I've noted before the difficulty of comparing how hard law school is to grad school in the first year. In ways, yes, it is comparing apples to oranges. The format of the tests, substance between the courses, and teaching styles differ between law school and grad school making a valid comparison difficult. I think learning kinetics and thermodynamics is harder than learning the Erie Doctrine or covenants and easements. However, grad school softens the blow by giving students homework problems and answers so students can gauge how they are doing. In law school, there is rarely any homework making it quite easy to fool oneself into thinking one knows a subject without that crucial feedback that homework can give.
However, I had enrolled in a class that was remarkably similar to law school in the class format: minimal teaching and no homework. We didn't even have a textbook for Christ's sake! This class gives a good indication how difficult grad school can be compared to law school.
Notice I used the word 'enrolled' and not 'took.' For me to say I 'took' the course would imply that I finished the course and received credit for it. I did not. Within 6 weeks, I dropped that motherfucker as fast as I could.
The course I had enrolled in was inorganic chemistry. I didn't do that great in it in undergrad so I was hesitant taking it in grad school. All throughout the time I was in that class, I had an uneasy feeling. The professor was a newly hired faculty member. No one had any idea what his tests were like, and he sure as hell wasn't tipping his hand of what his tests would be like.
After I took a test in that class, I knew I had done poorly, but not a "28" bad! (Yes, that was a 28/100). I almost shit a brick. I was stunned. The whole class did poorly. We sat in quiet disbelief. I kept thinking "What happened? How could I have done better?" I had already taken tests in physical chemistry and physical organic chemistry. If one took the grades in my tests in those classes and divided by 3, I still would have done better than in inorganic chemistry.
I then thought "Is there a problem with me, or is there a problem with the professor?" At the risk of sounding self-centered and having an exaggerated sense of self-worth, I had to say it was the inorganic professor and his course and not me. This course was an elective for me, but there were others who had to take inorganic because they didn't do well on the competency tests during orientation. If someone didn't pass the competency test in a subject area, that person had to take a course in that subject area. Many students didn't pass the inorganic subject test and so had to take inorganic. They were stuck in that course, couldn't drop it and were shit out of luck.
I wasn't. The next day, I dropped that course. The graduate school director confronted me about dropping that class a couple of months later. He was mad, for what, I don't know. This was a tip-off of things to come in grad school. It was one of those warnings I didn't heed.
I still resent the shoddy, half-assed educational skills that inorganic professor had.
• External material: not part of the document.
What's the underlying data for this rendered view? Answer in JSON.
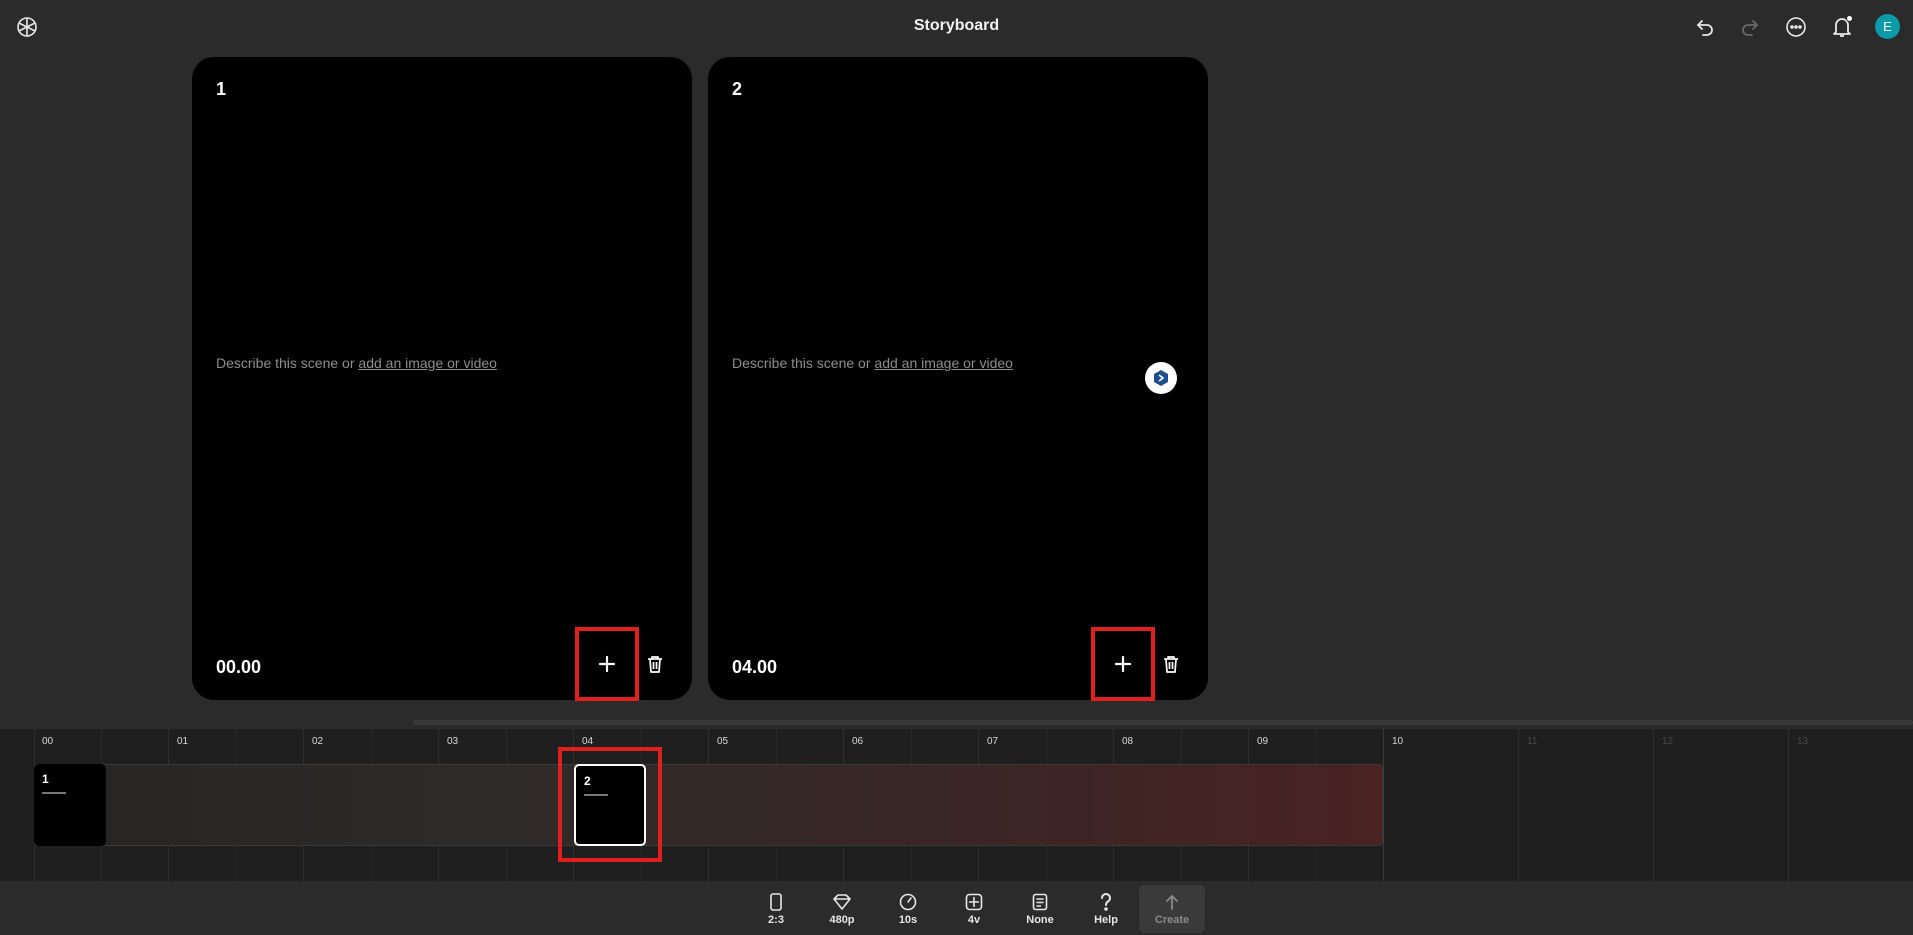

His class was why over a third of my class ended up on academic probation. This guy is now a full professor at State. Universities often receive criticism for crappy emphasis they place on teaching at the expense of research. Professors at research universities have notorious reputations for their poor teaching abilities.
This inorganic professor ranks as one of the worst educators in my academic career.
So, the moral of the story is that if done poorly enough, a chemistry course in grad school can be much more difficult than a course in law school. A chemistry professor can play 'hide the ball' much better than a law school professor. Fortunately, most courses in grad school were not that awful.